Cancer patient begins treatment in Boston

·4 min read

PORT DUFFERIN/BOSTON – Dale Pye’s first experience flying was from Halifax to Boston on Feb. 9 to deliver him to the city for life saving cancer treatments. In May 2020 Pye was diagnosed with diffuse large B-cell lymphoma and if the 59-year-old didn’t make the trip to the Dana Farber Cancer Institute in Boston doctors told him he only had two-three months to live.

The first visit at the hospital for Pye consisted of consultation and blood work, EKG and X-ray. The Friday of their arrival Pye’s cells were collected. “This is where they get sent to California to become super cancer fighting cells…” said Shelly, Pye’s daughter, “…or as Dad’s nurse says ‘the cells go to boot camp’.” The wait becomes approximately 17 days for them to come back. Shelly explains, “Before the cells get transfused back in - Dad will receive three days of chemotherapy.”

Predictably the flight to Toronto for Pye and his daughter Shelly - who has accompanied him on this journey - was a full flight, while Toronto to Boston had only eight guests aboard. Shelly said her father took the window seat and enjoyed the flight. “Dad loved flying and kept looking out the window. He couldn’t understand what the fuss was about flying. We circled the runway in Boston for 45 minutes due to a snow storm.”

Surprisingly the two were not given a COVID-19 test upon arrival and were not required to isolate. “When we arrived we were so exhausted - tired and just overwhelmed,” Shelly told The Journal via email.

The father and daughter found the first day extremely difficult as they discovered how busy a city Boston is. “We got to the room - with no food - and had no understanding of where things were and how we were gonna get everywhere,” said Shelly. “The hospital is within ten minutes of the hotel. They have a shuttle driver, named Billy, who is amazing and he has even taken me to the grocery store and taken us back and forth to the hospital. The hospital is massive and our room is very cozy.”

Upon arrival to Boston Pye’s leg was painful and bothering him so doctors prescribed a steroid medication. Shelly updates, “The pain is currently gone and things are going much better now that we have made a few trips to the hospital and he doesn’t have much pain.”

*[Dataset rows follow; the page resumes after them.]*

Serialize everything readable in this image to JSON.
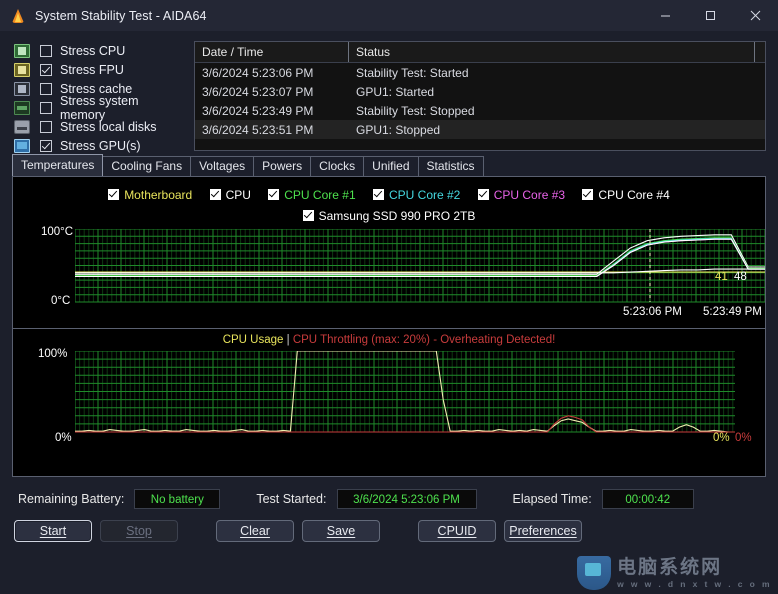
{
  "window": {
    "title": "System Stability Test - AIDA64",
    "icon": "flame-icon",
    "minimize": "–",
    "maximize": "□",
    "close": "✕"
  },
  "stress_options": [
    {
      "label": "Stress CPU",
      "checked": false,
      "icon": "cpu-chip-icon"
    },
    {
      "label": "Stress FPU",
      "checked": true,
      "icon": "fpu-chip-icon"
    },
    {
      "label": "Stress cache",
      "checked": false,
      "icon": "cache-chip-icon"
    },
    {
      "label": "Stress system memory",
      "checked": false,
      "icon": "memory-module-icon"
    },
    {
      "label": "Stress local disks",
      "checked": false,
      "icon": "disk-drive-icon"
    },
    {
      "label": "Stress GPU(s)",
      "checked": true,
      "icon": "gpu-display-icon"
    }
  ],
  "log": {
    "columns": [
      "Date / Time",
      "Status"
    ],
    "rows": [
      {
        "datetime": "3/6/2024 5:23:06 PM",
        "status": "Stability Test: Started"
      },
      {
        "datetime": "3/6/2024 5:23:07 PM",
        "status": "GPU1: Started"
      },
      {
        "datetime": "3/6/2024 5:23:49 PM",
        "status": "Stability Test: Stopped"
      },
      {
        "datetime": "3/6/2024 5:23:51 PM",
        "status": "GPU1: Stopped"
      }
    ]
  },
  "tabs": [
    {
      "label": "Temperatures",
      "active": true
    },
    {
      "label": "Cooling Fans",
      "active": false
    },
    {
      "label": "Voltages",
      "active": false
    },
    {
      "label": "Powers",
      "active": false
    },
    {
      "label": "Clocks",
      "active": false
    },
    {
      "label": "Unified",
      "active": false
    },
    {
      "label": "Statistics",
      "active": false
    }
  ],
  "legend": {
    "row1": [
      {
        "label": "Motherboard",
        "color": "#e8e45c",
        "checked": true
      },
      {
        "label": "CPU",
        "color": "#ffffff",
        "checked": true
      },
      {
        "label": "CPU Core #1",
        "color": "#4ee24e",
        "checked": true
      },
      {
        "label": "CPU Core #2",
        "color": "#45d8e0",
        "checked": true
      },
      {
        "label": "CPU Core #3",
        "color": "#e863e8",
        "checked": true
      },
      {
        "label": "CPU Core #4",
        "color": "#ffffff",
        "checked": true
      }
    ],
    "row2": [
      {
        "label": "Samsung SSD 990 PRO 2TB",
        "color": "#ffffff",
        "checked": true
      }
    ]
  },
  "chart_data": [
    {
      "type": "line",
      "name": "temperatures",
      "title": "",
      "ylabel": "",
      "ytick_labels": [
        "100°C",
        "0°C"
      ],
      "ylim": [
        0,
        100
      ],
      "xtick_labels": [
        "5:23:06 PM",
        "5:23:49 PM"
      ],
      "grid": true,
      "grid_color": "#1f8a2a",
      "background": "#000000",
      "value_labels": [
        {
          "text": "41",
          "color": "#e8e45c"
        },
        {
          "text": "48",
          "color": "#ffffff"
        }
      ],
      "series": [
        {
          "name": "Motherboard",
          "color": "#e8e45c",
          "values": [
            41,
            41,
            41,
            41,
            41,
            41,
            41,
            41,
            41,
            41,
            41,
            41,
            41,
            41,
            41,
            41,
            41,
            41,
            41,
            41,
            41,
            41,
            41,
            41,
            41,
            41,
            41,
            41,
            41,
            41,
            41,
            41,
            41,
            41,
            41,
            41,
            41,
            41,
            41,
            41,
            41,
            41
          ]
        },
        {
          "name": "CPU",
          "color": "#ffffff",
          "values": [
            38,
            38,
            38,
            38,
            38,
            38,
            38,
            38,
            38,
            38,
            38,
            38,
            38,
            38,
            38,
            38,
            38,
            38,
            38,
            38,
            38,
            38,
            38,
            38,
            38,
            38,
            38,
            38,
            38,
            38,
            38,
            38,
            56,
            74,
            84,
            88,
            90,
            91,
            92,
            92,
            48,
            48
          ]
        },
        {
          "name": "CPU Core #1",
          "color": "#4ee24e",
          "values": [
            36,
            36,
            36,
            36,
            36,
            36,
            36,
            36,
            36,
            36,
            36,
            36,
            36,
            36,
            36,
            36,
            36,
            36,
            36,
            36,
            36,
            36,
            36,
            36,
            36,
            36,
            36,
            36,
            36,
            36,
            36,
            36,
            52,
            70,
            80,
            84,
            86,
            87,
            88,
            88,
            46,
            46
          ]
        },
        {
          "name": "CPU Core #2",
          "color": "#45d8e0",
          "values": [
            35,
            35,
            35,
            35,
            35,
            35,
            35,
            35,
            35,
            35,
            35,
            35,
            35,
            35,
            35,
            35,
            35,
            35,
            35,
            35,
            35,
            35,
            35,
            35,
            35,
            35,
            35,
            35,
            35,
            35,
            35,
            35,
            51,
            69,
            79,
            83,
            85,
            86,
            87,
            87,
            45,
            45
          ]
        },
        {
          "name": "CPU Core #3",
          "color": "#e863e8",
          "values": [
            35,
            35,
            35,
            35,
            35,
            35,
            35,
            35,
            35,
            35,
            35,
            35,
            35,
            35,
            35,
            35,
            35,
            35,
            35,
            35,
            35,
            35,
            35,
            35,
            35,
            35,
            35,
            35,
            35,
            35,
            35,
            35,
            50,
            68,
            78,
            82,
            84,
            85,
            86,
            86,
            45,
            45
          ]
        },
        {
          "name": "CPU Core #4",
          "color": "#ffffff",
          "values": [
            35,
            35,
            35,
            35,
            35,
            35,
            35,
            35,
            35,
            35,
            35,
            35,
            35,
            35,
            35,
            35,
            35,
            35,
            35,
            35,
            35,
            35,
            35,
            35,
            35,
            35,
            35,
            35,
            35,
            35,
            35,
            35,
            50,
            68,
            78,
            82,
            84,
            85,
            86,
            86,
            45,
            45
          ]
        },
        {
          "name": "Samsung SSD 990 PRO 2TB",
          "color": "#ffffff",
          "values": [
            40,
            40,
            40,
            40,
            40,
            40,
            40,
            40,
            40,
            40,
            40,
            40,
            40,
            40,
            40,
            40,
            40,
            40,
            40,
            40,
            40,
            40,
            40,
            40,
            40,
            40,
            40,
            40,
            40,
            40,
            40,
            40,
            40,
            41,
            42,
            43,
            44,
            44,
            45,
            45,
            45,
            45
          ]
        }
      ]
    },
    {
      "type": "line",
      "name": "cpu-usage",
      "title_parts": [
        {
          "text": "CPU Usage",
          "color": "#e8e45c"
        },
        {
          "text": "|",
          "color": "#cccccc"
        },
        {
          "text": "CPU Throttling (max: 20%) - Overheating Detected!",
          "color": "#c83c3c"
        }
      ],
      "ytick_labels": [
        "100%",
        "0%"
      ],
      "ylim": [
        0,
        100
      ],
      "grid": true,
      "grid_color": "#1f8a2a",
      "background": "#000000",
      "value_labels": [
        {
          "text": "0%",
          "color": "#e8e45c"
        },
        {
          "text": "0%",
          "color": "#c83c3c"
        }
      ],
      "series": [
        {
          "name": "CPU Usage",
          "color": "#f0eeb0",
          "values": [
            1,
            1,
            2,
            1,
            1,
            3,
            2,
            1,
            1,
            2,
            3,
            1,
            1,
            2,
            1,
            1,
            3,
            2,
            1,
            1,
            2,
            1,
            1,
            2,
            3,
            1,
            1,
            2,
            1,
            1,
            2,
            1,
            100,
            100,
            100,
            100,
            100,
            100,
            100,
            100,
            100,
            100,
            100,
            100,
            100,
            100,
            100,
            100,
            100,
            100,
            100,
            100,
            100,
            40,
            1,
            1,
            2,
            1,
            2,
            1,
            1,
            3,
            2,
            1,
            2,
            1,
            3,
            2,
            1,
            8,
            14,
            16,
            14,
            12,
            6,
            1,
            1,
            2,
            1,
            1,
            3,
            2,
            1,
            1,
            2,
            1,
            1,
            6,
            9,
            6,
            1,
            1,
            2,
            1,
            0,
            0
          ]
        },
        {
          "name": "CPU Throttling",
          "color": "#c83c3c",
          "values": [
            0,
            0,
            0,
            0,
            0,
            0,
            0,
            0,
            0,
            0,
            0,
            0,
            0,
            0,
            0,
            0,
            0,
            0,
            0,
            0,
            0,
            0,
            0,
            0,
            0,
            0,
            0,
            0,
            0,
            0,
            0,
            0,
            0,
            0,
            0,
            0,
            0,
            0,
            0,
            0,
            0,
            0,
            0,
            0,
            0,
            0,
            0,
            0,
            0,
            0,
            0,
            0,
            0,
            0,
            0,
            0,
            0,
            0,
            0,
            0,
            0,
            0,
            0,
            0,
            0,
            0,
            0,
            0,
            0,
            10,
            17,
            20,
            18,
            15,
            6,
            0,
            0,
            0,
            0,
            0,
            0,
            0,
            0,
            0,
            0,
            0,
            0,
            0,
            0,
            0,
            0,
            0,
            0,
            0,
            0,
            0
          ]
        }
      ]
    }
  ],
  "status": {
    "battery_label": "Remaining Battery:",
    "battery_value": "No battery",
    "started_label": "Test Started:",
    "started_value": "3/6/2024 5:23:06 PM",
    "elapsed_label": "Elapsed Time:",
    "elapsed_value": "00:00:42"
  },
  "buttons": [
    {
      "label": "Start",
      "state": "focused"
    },
    {
      "label": "Stop",
      "state": "disabled"
    },
    {
      "label": "Clear",
      "state": "normal"
    },
    {
      "label": "Save",
      "state": "normal"
    },
    {
      "label": "CPUID",
      "state": "normal"
    },
    {
      "label": "Preferences",
      "state": "normal"
    }
  ],
  "watermark": {
    "name": "电脑系统网",
    "url": "w w w . d n x t w . c o m"
  }
}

The first shopping experience Shelly took on caused her stress and made her experience unusual nervousness. “As everyone knows I’m a big ‘people person’. It was just being in this new place and not being able to interact with people - COVID and all. I even cried.”

Communication from the hospital is going well and Shelly is being kept well informed. Nurses call her regularly with updates and the hospital has an online website to view her father’s test results as well as upcoming appointments. “You can even message the doctor on this online portal or let them know of any issues that may arise,” she explains.

Using technology Shelly has been able to keep herself and her father connected with loved ones back home in Nova Scotia. “Every single night I FaceTime my mom and my fiancé. Every few nights we FaceTime my sister, Melissa, and nephew, Jackson. I’ve been trying to message my aunts and uncles…and also Facebook updates.”

The two have faced a few logistical challenges but have developed a routine. Shelly describes the size of the hospital as massive and “… nothing like I’ve seen before. The hospital staff is awesome. Due to COVID I can’t go to Dad’s appointments …so they transport him to and from his appointments and I call to make sure he made it there - and also to let him know I made it back to the hotel.”

Shelly speaks praise for the assistance the international office is providing the visiting Canadians. “The International Office has been amazing. If Dad needs anything while he is here – like medication - it’s all taken care of. If he needs a drive to an appointment that falls out of the shuttle hours of operation - they arrange a pick up and drop off!”

On-going fundraising to support the Pyes on this life saving journey continues through Scotiabank in Sheet Harbour.

Janice Christie, Local Journalism Initiative Reporter, Guysborough Journal